(Data records)
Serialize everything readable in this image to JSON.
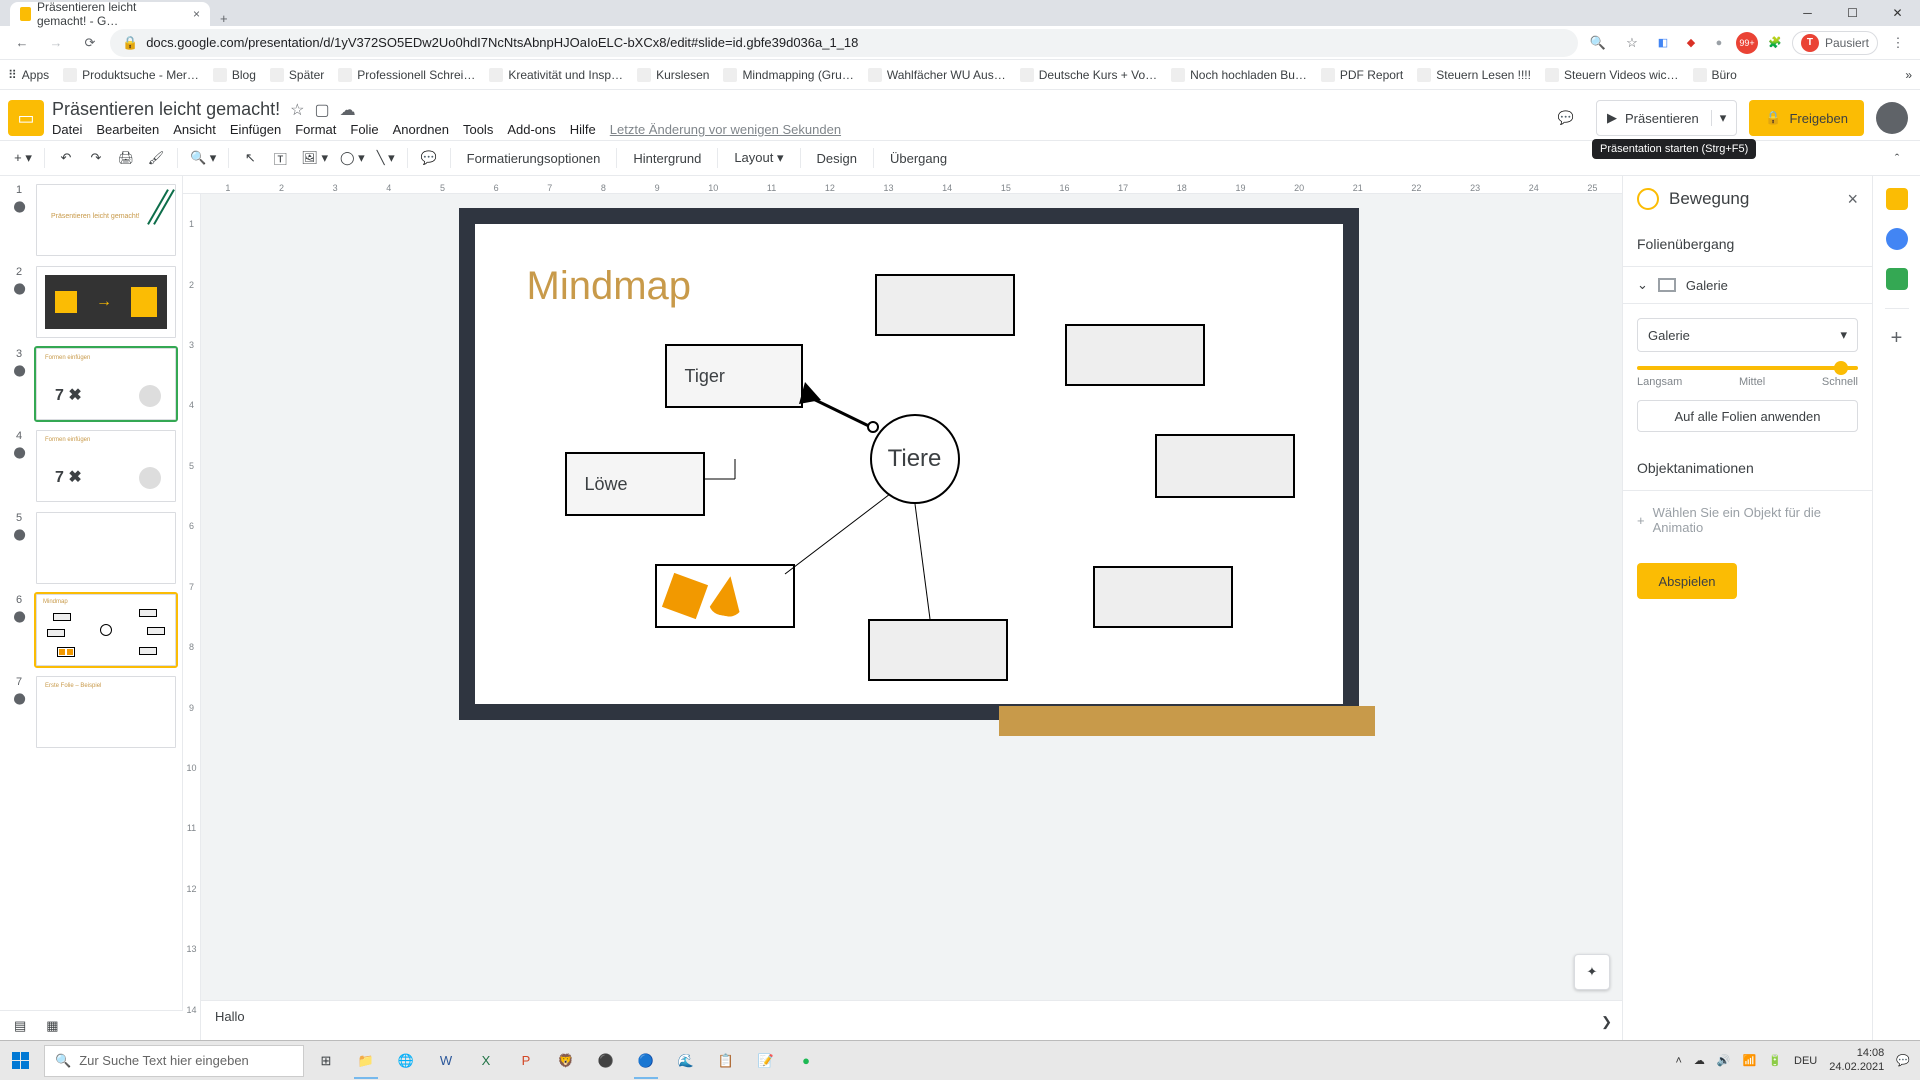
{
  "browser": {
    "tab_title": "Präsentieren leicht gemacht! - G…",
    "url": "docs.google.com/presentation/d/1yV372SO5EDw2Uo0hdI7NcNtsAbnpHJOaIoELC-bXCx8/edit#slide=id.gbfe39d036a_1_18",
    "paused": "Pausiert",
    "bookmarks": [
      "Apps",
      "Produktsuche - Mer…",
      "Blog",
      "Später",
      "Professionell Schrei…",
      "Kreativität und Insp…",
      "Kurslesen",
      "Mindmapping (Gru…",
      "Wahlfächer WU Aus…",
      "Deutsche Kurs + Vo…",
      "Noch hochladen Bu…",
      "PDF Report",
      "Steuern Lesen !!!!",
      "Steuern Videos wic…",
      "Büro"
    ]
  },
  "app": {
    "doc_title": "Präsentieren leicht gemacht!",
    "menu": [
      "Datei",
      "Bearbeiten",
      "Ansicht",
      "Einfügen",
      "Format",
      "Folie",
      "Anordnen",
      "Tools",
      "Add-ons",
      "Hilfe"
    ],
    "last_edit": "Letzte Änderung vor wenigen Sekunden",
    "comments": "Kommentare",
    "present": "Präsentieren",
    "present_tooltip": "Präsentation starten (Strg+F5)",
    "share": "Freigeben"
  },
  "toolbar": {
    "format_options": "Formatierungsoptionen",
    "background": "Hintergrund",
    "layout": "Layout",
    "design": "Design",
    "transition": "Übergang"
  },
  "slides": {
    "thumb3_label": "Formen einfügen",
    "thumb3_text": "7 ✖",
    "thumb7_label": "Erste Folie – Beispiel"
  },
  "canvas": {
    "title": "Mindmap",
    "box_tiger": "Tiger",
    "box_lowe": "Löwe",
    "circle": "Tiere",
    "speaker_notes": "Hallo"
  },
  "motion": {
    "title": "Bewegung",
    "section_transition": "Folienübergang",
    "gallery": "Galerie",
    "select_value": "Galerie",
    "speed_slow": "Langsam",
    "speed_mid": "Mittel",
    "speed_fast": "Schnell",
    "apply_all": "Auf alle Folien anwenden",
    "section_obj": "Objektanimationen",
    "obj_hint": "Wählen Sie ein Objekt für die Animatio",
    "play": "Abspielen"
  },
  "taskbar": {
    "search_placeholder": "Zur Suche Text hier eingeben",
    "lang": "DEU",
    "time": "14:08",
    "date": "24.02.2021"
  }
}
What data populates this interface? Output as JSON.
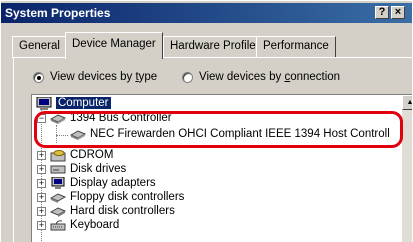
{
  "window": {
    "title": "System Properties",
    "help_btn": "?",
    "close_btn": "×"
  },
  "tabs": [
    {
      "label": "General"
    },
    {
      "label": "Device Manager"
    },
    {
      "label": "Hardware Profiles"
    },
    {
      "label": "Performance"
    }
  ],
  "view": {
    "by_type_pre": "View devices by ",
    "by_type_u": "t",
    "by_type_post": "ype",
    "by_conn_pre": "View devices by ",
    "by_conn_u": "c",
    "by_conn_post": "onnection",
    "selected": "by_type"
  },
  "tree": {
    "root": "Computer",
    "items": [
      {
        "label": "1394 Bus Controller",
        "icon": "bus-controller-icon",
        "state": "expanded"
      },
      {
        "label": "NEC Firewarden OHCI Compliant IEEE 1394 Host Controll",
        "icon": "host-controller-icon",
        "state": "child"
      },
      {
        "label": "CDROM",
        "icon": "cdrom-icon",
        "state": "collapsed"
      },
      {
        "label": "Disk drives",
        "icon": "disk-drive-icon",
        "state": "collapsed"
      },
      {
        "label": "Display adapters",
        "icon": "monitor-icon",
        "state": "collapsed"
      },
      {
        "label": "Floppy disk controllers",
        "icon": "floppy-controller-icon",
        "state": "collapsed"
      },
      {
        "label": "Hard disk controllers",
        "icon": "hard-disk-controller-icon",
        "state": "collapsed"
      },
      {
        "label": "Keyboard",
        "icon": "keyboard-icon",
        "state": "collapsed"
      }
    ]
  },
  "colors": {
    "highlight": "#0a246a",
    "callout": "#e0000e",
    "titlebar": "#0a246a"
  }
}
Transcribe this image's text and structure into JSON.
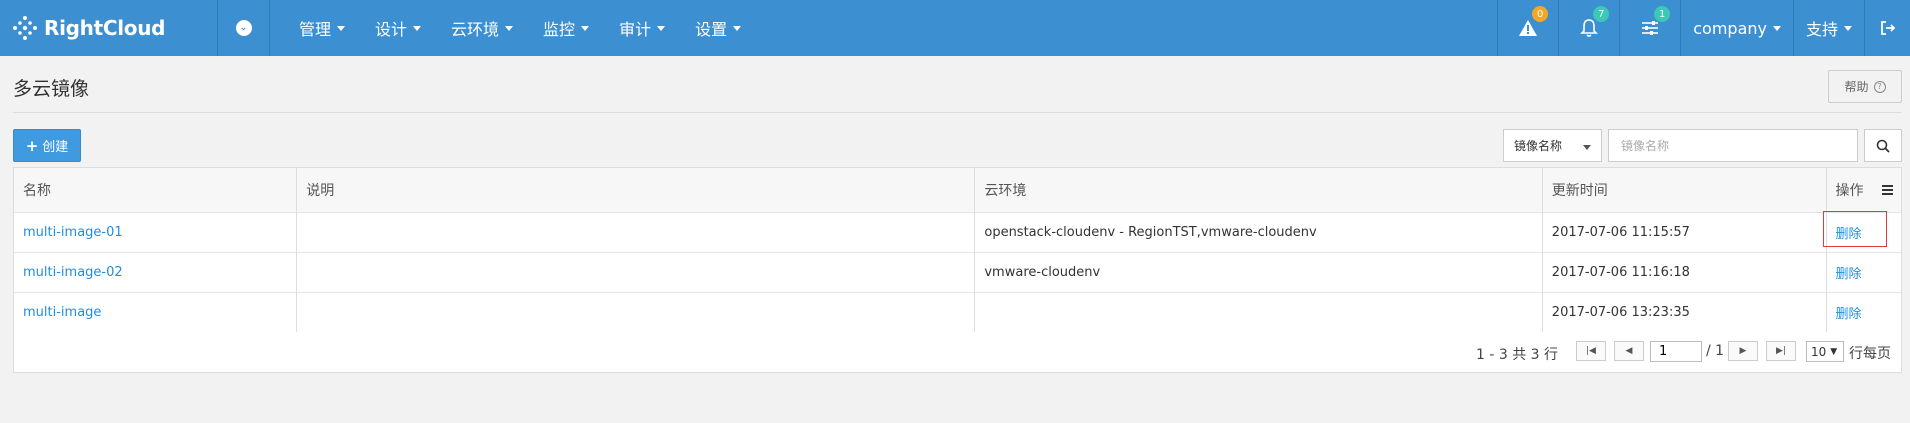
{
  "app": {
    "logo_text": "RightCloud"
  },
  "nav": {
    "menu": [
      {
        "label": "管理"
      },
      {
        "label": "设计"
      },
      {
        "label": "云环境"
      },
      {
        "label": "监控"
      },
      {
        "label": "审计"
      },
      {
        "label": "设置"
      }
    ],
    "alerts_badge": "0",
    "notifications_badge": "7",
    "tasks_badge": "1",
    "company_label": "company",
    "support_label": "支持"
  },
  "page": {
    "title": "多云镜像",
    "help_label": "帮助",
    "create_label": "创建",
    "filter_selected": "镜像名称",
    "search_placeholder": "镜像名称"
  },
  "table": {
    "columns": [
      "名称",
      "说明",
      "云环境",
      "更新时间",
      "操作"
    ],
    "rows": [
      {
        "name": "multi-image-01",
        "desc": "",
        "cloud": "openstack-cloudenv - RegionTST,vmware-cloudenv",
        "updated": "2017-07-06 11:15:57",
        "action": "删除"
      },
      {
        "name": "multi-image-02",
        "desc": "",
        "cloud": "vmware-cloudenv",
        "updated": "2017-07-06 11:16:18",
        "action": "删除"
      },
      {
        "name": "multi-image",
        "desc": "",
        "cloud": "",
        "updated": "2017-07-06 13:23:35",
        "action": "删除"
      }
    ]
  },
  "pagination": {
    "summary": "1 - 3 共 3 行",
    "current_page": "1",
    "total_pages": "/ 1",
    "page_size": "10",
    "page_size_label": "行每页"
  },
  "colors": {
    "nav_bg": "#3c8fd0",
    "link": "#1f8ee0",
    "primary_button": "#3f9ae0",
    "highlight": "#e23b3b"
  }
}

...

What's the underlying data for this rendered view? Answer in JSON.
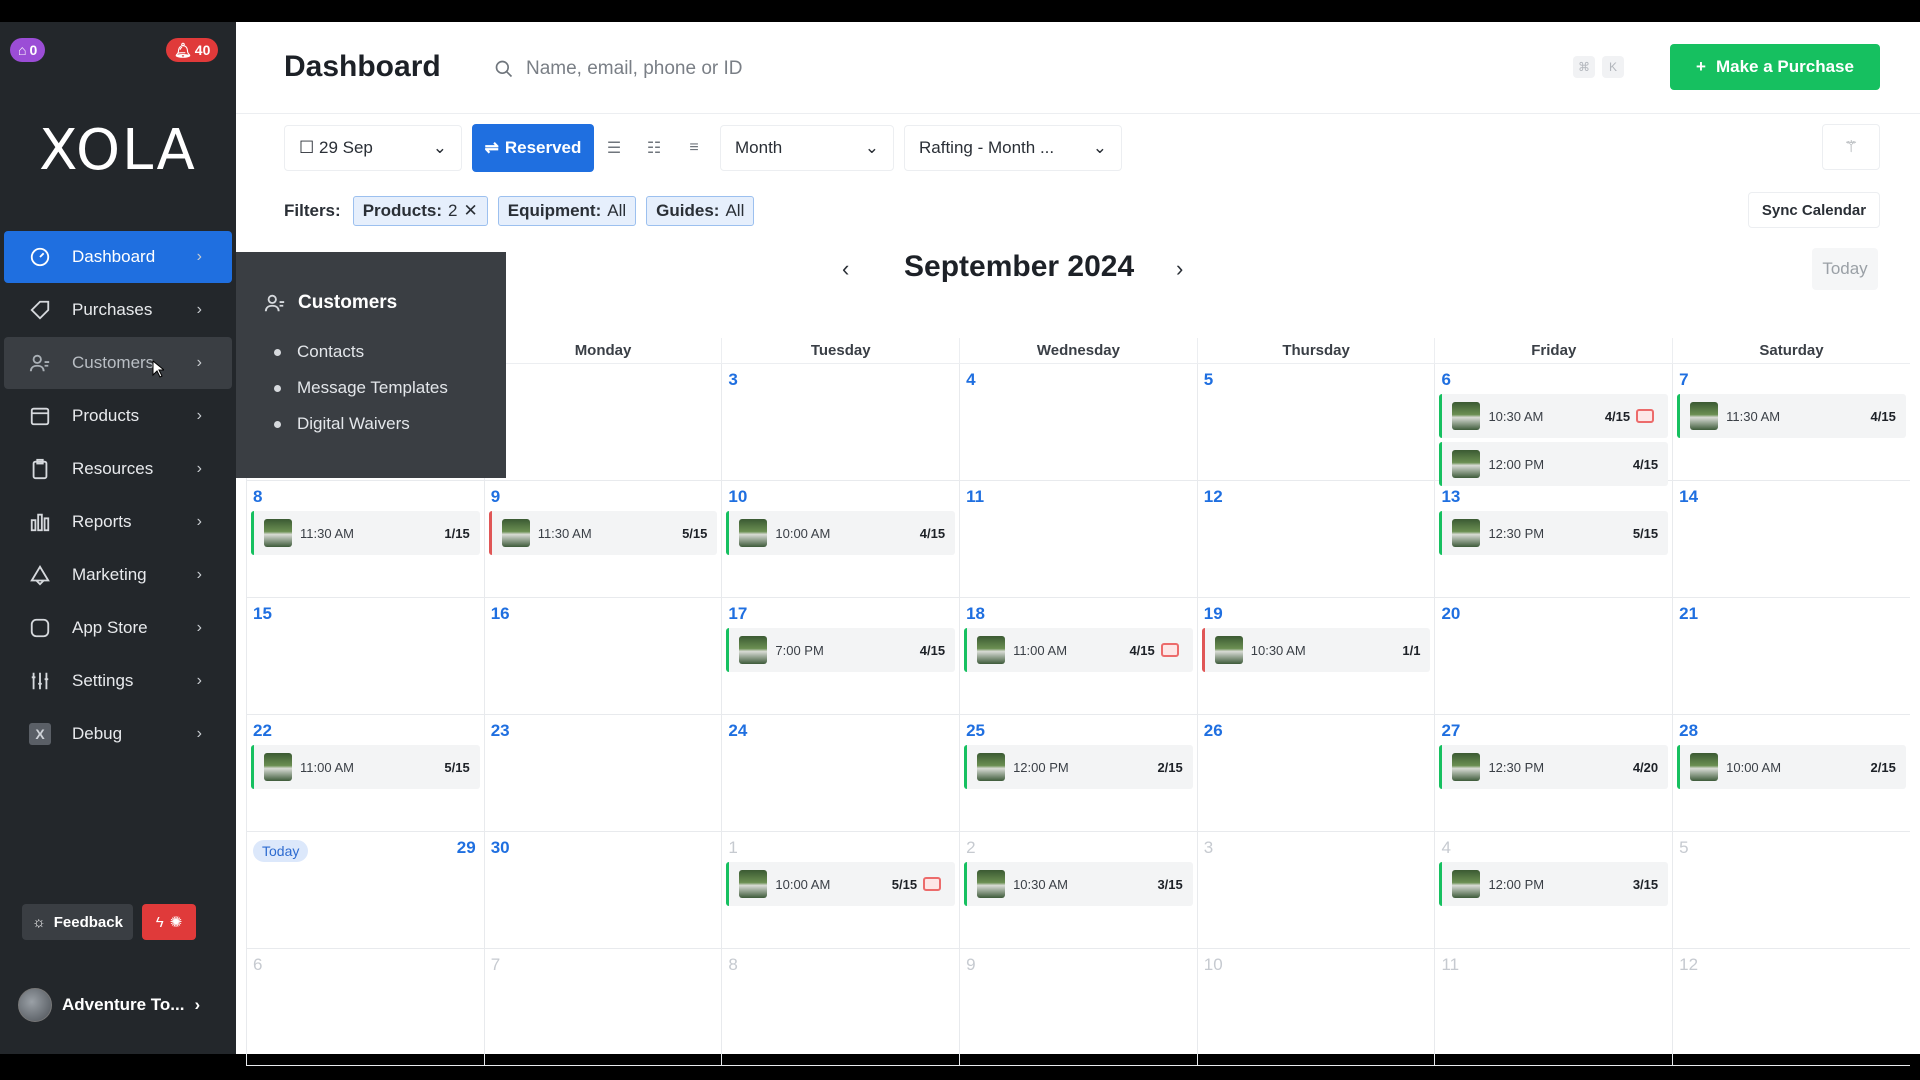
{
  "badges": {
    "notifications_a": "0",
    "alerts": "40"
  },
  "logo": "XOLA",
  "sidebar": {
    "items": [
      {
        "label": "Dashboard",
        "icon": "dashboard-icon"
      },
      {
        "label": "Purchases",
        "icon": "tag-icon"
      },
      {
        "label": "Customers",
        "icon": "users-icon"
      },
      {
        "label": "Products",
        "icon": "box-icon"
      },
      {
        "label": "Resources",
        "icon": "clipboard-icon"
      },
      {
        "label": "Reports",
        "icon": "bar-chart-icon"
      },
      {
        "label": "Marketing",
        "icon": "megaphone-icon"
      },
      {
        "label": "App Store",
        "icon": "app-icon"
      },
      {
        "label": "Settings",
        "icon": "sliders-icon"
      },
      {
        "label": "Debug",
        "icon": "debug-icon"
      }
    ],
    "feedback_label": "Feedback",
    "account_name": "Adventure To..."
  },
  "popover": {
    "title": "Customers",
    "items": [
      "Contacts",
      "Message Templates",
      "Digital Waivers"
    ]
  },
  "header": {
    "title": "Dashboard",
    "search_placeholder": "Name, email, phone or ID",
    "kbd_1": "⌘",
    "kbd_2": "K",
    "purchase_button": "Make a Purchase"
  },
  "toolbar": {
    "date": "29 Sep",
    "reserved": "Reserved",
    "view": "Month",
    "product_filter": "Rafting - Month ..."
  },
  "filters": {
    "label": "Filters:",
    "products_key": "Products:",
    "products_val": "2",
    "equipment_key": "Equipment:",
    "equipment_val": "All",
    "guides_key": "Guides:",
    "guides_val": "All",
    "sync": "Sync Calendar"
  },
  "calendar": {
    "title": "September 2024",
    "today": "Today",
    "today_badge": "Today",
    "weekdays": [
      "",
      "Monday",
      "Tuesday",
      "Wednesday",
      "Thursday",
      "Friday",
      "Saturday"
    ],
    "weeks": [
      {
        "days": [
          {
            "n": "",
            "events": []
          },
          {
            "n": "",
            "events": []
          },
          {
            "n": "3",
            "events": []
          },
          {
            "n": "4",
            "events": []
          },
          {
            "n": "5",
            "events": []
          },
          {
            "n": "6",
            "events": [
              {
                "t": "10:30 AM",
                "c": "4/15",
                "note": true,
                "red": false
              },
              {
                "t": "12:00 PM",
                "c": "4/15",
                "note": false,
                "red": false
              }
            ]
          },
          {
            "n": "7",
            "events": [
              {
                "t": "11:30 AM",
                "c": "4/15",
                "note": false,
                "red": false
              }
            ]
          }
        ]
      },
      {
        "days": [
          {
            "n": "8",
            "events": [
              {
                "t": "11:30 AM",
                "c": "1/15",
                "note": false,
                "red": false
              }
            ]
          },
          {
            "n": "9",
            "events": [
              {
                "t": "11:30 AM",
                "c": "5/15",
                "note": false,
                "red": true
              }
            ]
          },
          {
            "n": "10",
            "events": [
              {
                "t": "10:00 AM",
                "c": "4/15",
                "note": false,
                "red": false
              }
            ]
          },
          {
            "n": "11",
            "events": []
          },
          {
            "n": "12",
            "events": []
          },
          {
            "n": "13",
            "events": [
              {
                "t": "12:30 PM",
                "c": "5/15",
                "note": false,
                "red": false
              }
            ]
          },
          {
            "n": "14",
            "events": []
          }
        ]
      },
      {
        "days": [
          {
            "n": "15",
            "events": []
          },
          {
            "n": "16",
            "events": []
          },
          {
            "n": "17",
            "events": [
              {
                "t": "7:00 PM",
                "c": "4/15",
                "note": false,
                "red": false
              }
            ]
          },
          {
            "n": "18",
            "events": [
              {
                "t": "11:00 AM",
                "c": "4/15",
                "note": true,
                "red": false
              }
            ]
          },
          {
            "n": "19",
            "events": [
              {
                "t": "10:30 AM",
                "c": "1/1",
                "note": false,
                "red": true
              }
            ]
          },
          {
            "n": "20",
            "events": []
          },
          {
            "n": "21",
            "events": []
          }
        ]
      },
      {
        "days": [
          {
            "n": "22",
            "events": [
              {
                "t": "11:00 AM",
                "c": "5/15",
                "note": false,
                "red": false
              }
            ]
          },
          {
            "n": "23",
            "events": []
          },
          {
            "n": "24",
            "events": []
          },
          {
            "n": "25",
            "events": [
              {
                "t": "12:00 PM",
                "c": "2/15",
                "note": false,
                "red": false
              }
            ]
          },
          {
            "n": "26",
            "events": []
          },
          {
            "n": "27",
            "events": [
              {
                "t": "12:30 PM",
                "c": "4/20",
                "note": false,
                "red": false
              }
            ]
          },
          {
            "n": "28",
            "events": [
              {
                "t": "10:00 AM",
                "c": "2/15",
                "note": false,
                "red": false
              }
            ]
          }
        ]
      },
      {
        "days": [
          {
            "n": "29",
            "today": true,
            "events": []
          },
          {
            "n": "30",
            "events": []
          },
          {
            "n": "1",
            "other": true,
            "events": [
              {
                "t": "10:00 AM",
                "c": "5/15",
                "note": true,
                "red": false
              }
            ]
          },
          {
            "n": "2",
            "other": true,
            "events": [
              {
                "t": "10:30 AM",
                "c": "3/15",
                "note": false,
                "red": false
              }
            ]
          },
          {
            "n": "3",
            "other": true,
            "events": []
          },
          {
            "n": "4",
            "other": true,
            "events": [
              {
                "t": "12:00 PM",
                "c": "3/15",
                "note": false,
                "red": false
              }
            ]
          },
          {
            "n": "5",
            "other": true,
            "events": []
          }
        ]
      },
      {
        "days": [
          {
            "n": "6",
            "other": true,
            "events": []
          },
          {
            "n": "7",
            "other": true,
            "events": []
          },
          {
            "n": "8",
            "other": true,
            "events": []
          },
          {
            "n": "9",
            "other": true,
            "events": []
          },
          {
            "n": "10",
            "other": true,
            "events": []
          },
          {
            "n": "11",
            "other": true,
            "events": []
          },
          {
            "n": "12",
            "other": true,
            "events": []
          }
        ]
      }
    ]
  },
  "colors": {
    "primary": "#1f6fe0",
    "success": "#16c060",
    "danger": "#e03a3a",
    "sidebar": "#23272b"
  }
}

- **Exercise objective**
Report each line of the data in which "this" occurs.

- **Task output**
Serialize everything readable in this image to JSON.
What data populates this interface? Output as JSON.
Transcribe this image's text and structure into JSON.
What's the underlying data for this rendered view? Answer in JSON.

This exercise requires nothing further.